Specialty Chemicals poised to create value in India

Specialty chemicals, which comprise low volume, high value chemicals with specific applications, constitute
a significant part of the Indian chemical industry. With increasing need for value added high performance
products, growth in demand is expected for specialty chemicals that add such functionalities to products. At
the same time, the shift of manufacturing to the East and India’s export competitiveness is expected to
strengthen India’s position as a manufacturing hub for specialty chemicals. A glimpse of India’s emergence
as a major export hub is already seen in segments such as agrochemicals and colorants, in which a significant
part of India’s production is exported.
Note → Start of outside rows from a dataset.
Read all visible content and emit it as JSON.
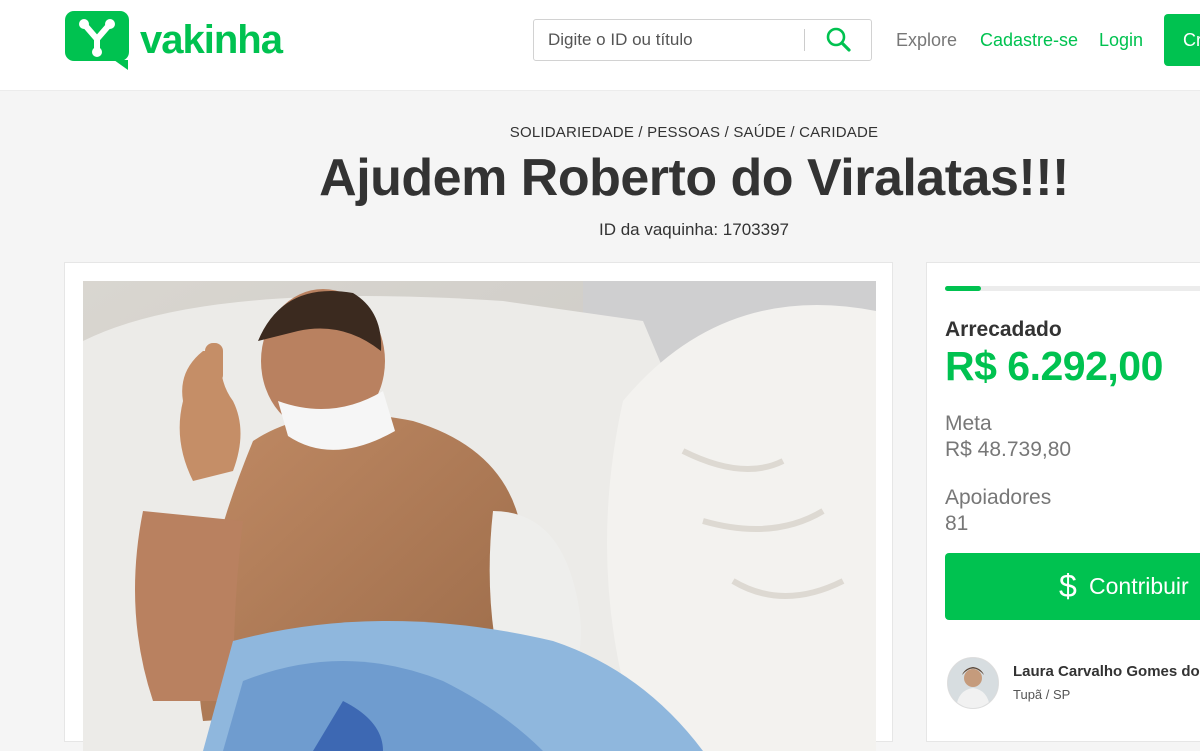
{
  "header": {
    "logo_text": "vakinha",
    "search_placeholder": "Digite o ID ou título",
    "nav": {
      "explore": "Explore",
      "signup": "Cadastre-se",
      "login": "Login",
      "create": "Cr"
    }
  },
  "campaign": {
    "categories": "SOLIDARIEDADE / PESSOAS / SAÚDE / CARIDADE",
    "title": "Ajudem Roberto do Viralatas!!!",
    "id_text": "ID da vaquinha: 1703397"
  },
  "stats": {
    "progress_fraction": 0.129,
    "raised_label": "Arrecadado",
    "raised_value": "R$ 6.292,00",
    "goal_label": "Meta",
    "goal_value": "R$ 48.739,80",
    "backers_label": "Apoiadores",
    "backers_value": "81",
    "contribute_symbol": "$",
    "contribute_label": "Contribuir"
  },
  "donor": {
    "name": "Laura Carvalho Gomes dos",
    "location": "Tupã / SP"
  },
  "colors": {
    "brand_green": "#00c250",
    "text_dark": "#333333",
    "text_muted": "#777777"
  },
  "icons": {
    "logo": "vakinha-logo-icon",
    "search": "search-icon",
    "dollar": "dollar-icon"
  }
}
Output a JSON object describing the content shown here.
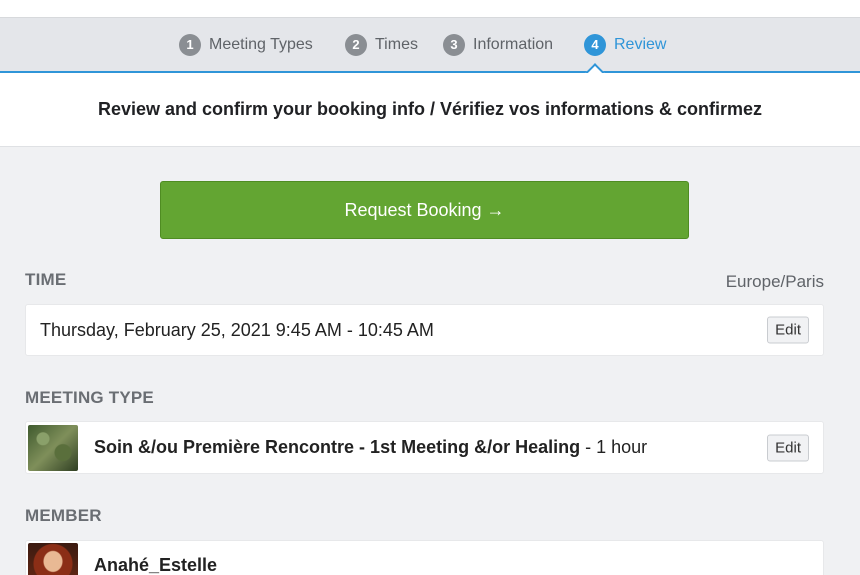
{
  "steps": [
    {
      "num": "1",
      "label": "Meeting Types"
    },
    {
      "num": "2",
      "label": "Times"
    },
    {
      "num": "3",
      "label": "Information"
    },
    {
      "num": "4",
      "label": "Review"
    }
  ],
  "active_step": "Review",
  "heading": "Review and confirm your booking info / Vérifiez vos informations & confirmez",
  "request_button": "Request Booking →",
  "time": {
    "label": "TIME",
    "timezone": "Europe/Paris",
    "value": "Thursday, February 25, 2021 9:45 AM - 10:45 AM",
    "edit_label": "Edit"
  },
  "meeting_type": {
    "label": "MEETING TYPE",
    "name": "Soin &/ou Première Rencontre - 1st Meeting &/or Healing",
    "duration": " - 1 hour",
    "edit_label": "Edit"
  },
  "member": {
    "label": "MEMBER",
    "name": "Anahé_Estelle"
  },
  "colors": {
    "accent": "#2f95d8",
    "primary_button": "#63a532"
  }
}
The specialty chemicalsspace can be viewed as an amalgamation of parts – multiple segments having unique
characteristics and correspondingly witnessing different industry dynamics. The definition of specialty
chemicals varies widely across the industry, but generic specialty chemicals are which are used in low
quantities (not in bulk) and are targeted towards specific end-use applications. From a financial perspective,
a more tangible metric to distinguish between specialty and bulk chemicals is the EBITDA (Earnings Before
Interest, Taxes, Depreciation and Amortization) margin of the business.

Specialty chemicals, by virtue of being high value, specialized products command higher margins than most
bulk products. Globally, specialty chemicals are driven by extensive product R&D and innovation, which is a
significant differentiator over the commoditized bulk chemical industry. However, in the Indian context, this
line of demarcation is almost non-existent due to the genericized nature of the specialty industry. This also
leads to a visible difference in margin structure of global and Indian specialty chemical companies.
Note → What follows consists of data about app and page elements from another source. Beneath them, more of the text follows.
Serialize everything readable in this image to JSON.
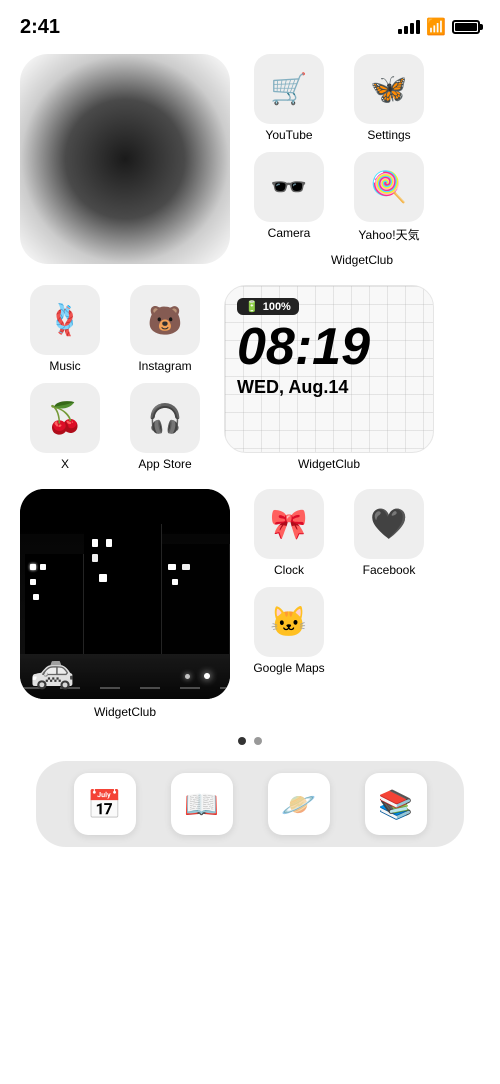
{
  "status": {
    "time": "2:41",
    "battery": "100%"
  },
  "row1": {
    "widget_label": "WidgetClub",
    "apps": [
      {
        "id": "youtube",
        "label": "YouTube",
        "icon": "🛒",
        "emoji": "🛒"
      },
      {
        "id": "settings",
        "label": "Settings",
        "icon": "🦋",
        "emoji": "🦋"
      }
    ]
  },
  "row2": {
    "apps": [
      {
        "id": "camera",
        "label": "Camera",
        "emoji": "🕶️"
      },
      {
        "id": "yahoo",
        "label": "Yahoo!天気",
        "emoji": "🍭"
      }
    ]
  },
  "row3": {
    "apps": [
      {
        "id": "music",
        "label": "Music",
        "emoji": "🪢"
      },
      {
        "id": "instagram",
        "label": "Instagram",
        "emoji": "🐻"
      },
      {
        "id": "x",
        "label": "X",
        "emoji": "🍒"
      },
      {
        "id": "appstore",
        "label": "App Store",
        "emoji": "🎧"
      }
    ],
    "clock": {
      "battery_label": "100%",
      "time": "08:19",
      "date": "WED, Aug.14",
      "label": "WidgetClub"
    }
  },
  "row4": {
    "widget_label": "WidgetClub",
    "apps": [
      {
        "id": "clock",
        "label": "Clock",
        "emoji": "🎀"
      },
      {
        "id": "facebook",
        "label": "Facebook",
        "emoji": "🖤"
      },
      {
        "id": "googlemaps",
        "label": "Google Maps",
        "emoji": "🐱"
      }
    ]
  },
  "dock": {
    "items": [
      {
        "id": "dock-calendar",
        "emoji": "📅"
      },
      {
        "id": "dock-books",
        "emoji": "📖"
      },
      {
        "id": "dock-flying-saucer",
        "emoji": "🪐"
      },
      {
        "id": "dock-stack",
        "emoji": "📚"
      }
    ]
  },
  "page": {
    "dots": [
      "active",
      "inactive"
    ],
    "dot_labels": [
      "Page 1",
      "Page 2"
    ]
  }
}
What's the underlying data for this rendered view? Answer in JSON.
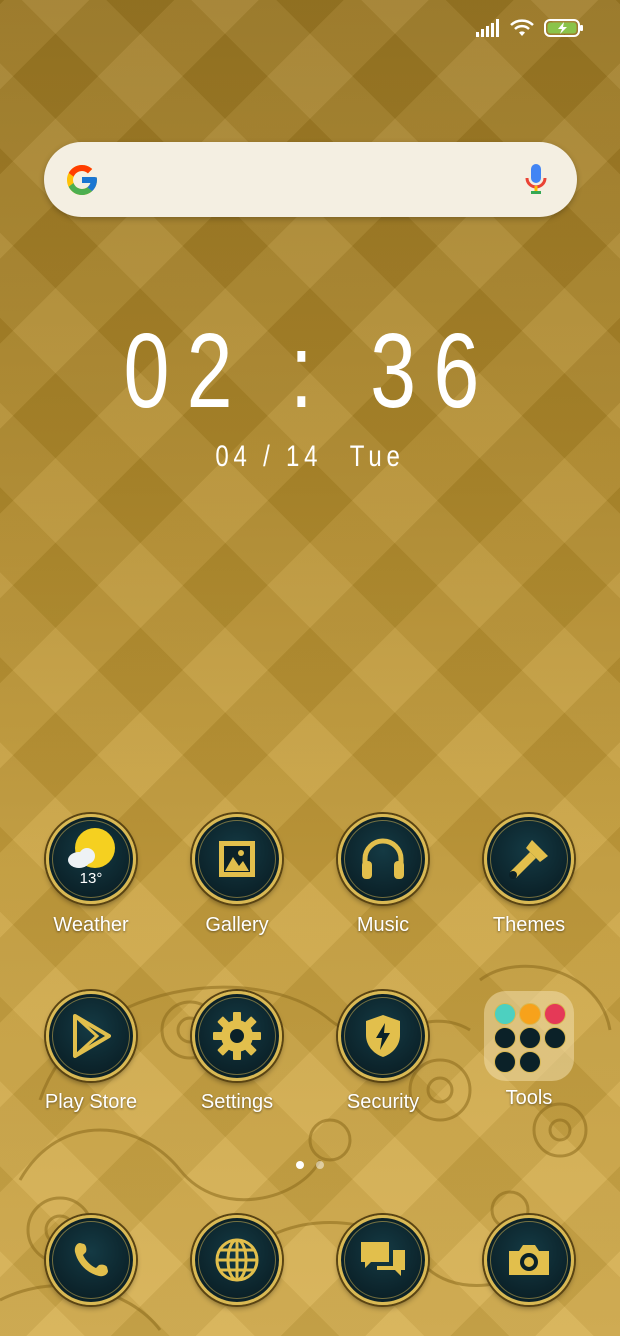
{
  "status_bar": {
    "signal_icon": "signal-bars-icon",
    "wifi_icon": "wifi-icon",
    "battery_icon": "battery-charging-icon",
    "battery_color": "#8bc34a"
  },
  "search": {
    "logo_icon": "google-g-icon",
    "mic_icon": "microphone-icon"
  },
  "clock": {
    "time": "02 : 36",
    "date": "04 / 14",
    "weekday": "Tue"
  },
  "apps_row1": [
    {
      "label": "Weather",
      "icon": "weather-sun-cloud-icon",
      "temp": "13°"
    },
    {
      "label": "Gallery",
      "icon": "gallery-image-icon"
    },
    {
      "label": "Music",
      "icon": "headphones-icon"
    },
    {
      "label": "Themes",
      "icon": "paintbrush-icon"
    }
  ],
  "apps_row2": [
    {
      "label": "Play Store",
      "icon": "play-store-icon"
    },
    {
      "label": "Settings",
      "icon": "gear-icon"
    },
    {
      "label": "Security",
      "icon": "shield-bolt-icon"
    },
    {
      "label": "Tools",
      "icon": "folder-icon"
    }
  ],
  "dock": [
    {
      "icon": "phone-icon"
    },
    {
      "icon": "globe-icon"
    },
    {
      "icon": "messages-icon"
    },
    {
      "icon": "camera-icon"
    }
  ],
  "pages": {
    "count": 2,
    "active": 1
  },
  "theme": {
    "accent": "#d9b954",
    "icon_bg": "#0b2128",
    "icon_gold": "#e2bf4c"
  }
}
Specialty chemicals can be sub-divided based on end-user driven segments, still few categories are used
across several end-user segments for similar applications. The chemical group can be broken down into a
mix of end-use driven segments (agrochemicals, personal care ingredients, polymer additives, water
chemicals, textile chemicals, construction chemicals) and application-driven segments (surfactants, flavours
and fragrances, dyes and pigments). These are the largest constituents of the specialty chemicals industry
and cumulatively constitute over 80% of the specialty chemicals universe.
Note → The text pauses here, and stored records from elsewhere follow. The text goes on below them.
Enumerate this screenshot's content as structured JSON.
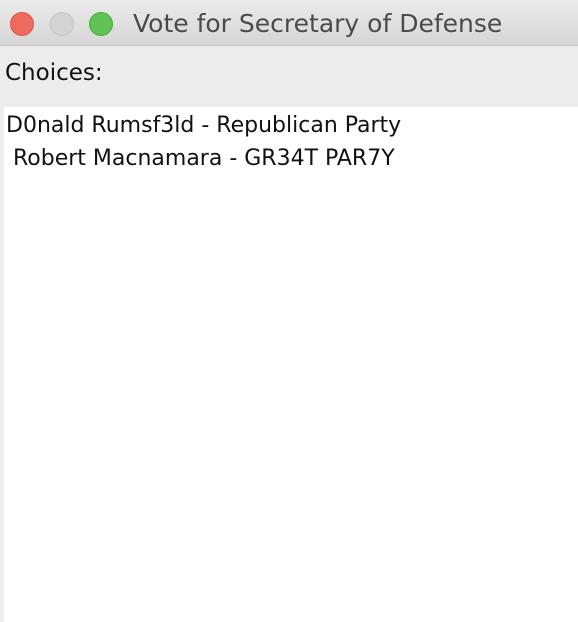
{
  "window": {
    "title": "Vote for Secretary of Defense"
  },
  "choices_label": "Choices:",
  "choices": [
    "D0nald Rumsf3ld - Republican Party",
    " Robert Macnamara - GR34T PAR7Y"
  ]
}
Segments within specialty chemicals vary in attractiveness and witness varying levels of competitive
intensity, margin profiles, defensibility against raw material cost movements, and growth (including growth
of the end-user segment in many cases). The nine segments cumulatively constitute a market of USD 18.8
bn in India and are expected to grow at 12% p.a. to reach USD 33.2 bn by 2019. The largest segments are
agrochemicals and dyes and pigments; expected to grow at 11–12% p.a. Water treatment and construction
chemicals, are expected to be the fastest growing segments with expected growth rate of 15% p.a. over

Market growth drivers: Domestic Demand and export opportunities

The growth for specialty chemicals is driven by both domestic consumption and exports. Specialty chemicals
finding applications across consumer (eg. personal care chemicals), industrial (eg. water chemicals) and
infrastructure (eg. construction chemicals) segments are driven by the overall growth of the Indian economy.
Agrochemical growth has a strong linkage to the growth of the rural economy.

In certain segments (such as agrochemicals, dyes and pigments, flavours and fragrances), a significant
proportion of production in India is exported. Exports are growing rapidly as India is becoming an important
manufacturing hub for such chemicals. Tightening environmental norms in developed countries and the
slowdown of China are contributing to the growth of exports. The recently launched “Make in India”
campaign is also expected to add impetus to the emergence of India as a manufacturing hub for the
chemicals industry in the medium term.

Key Success Factors

Low cost labour and raw material availability have been the advantages enjoyed by Indian manufacturing
companies traditionally. Increasingly, though, specialty chemicals companies are focusing beyond these
traditional cost advantages. In agrochemicals, for instance, the focus is largely on branding and distribution.
Product development capabilities have become increasingly important across segments and account for the
difference between top and bottom performers. Surfactants and dyes are areas where scale and operational
efficiency are still the success factors, as these segments correspondingly have lower margins.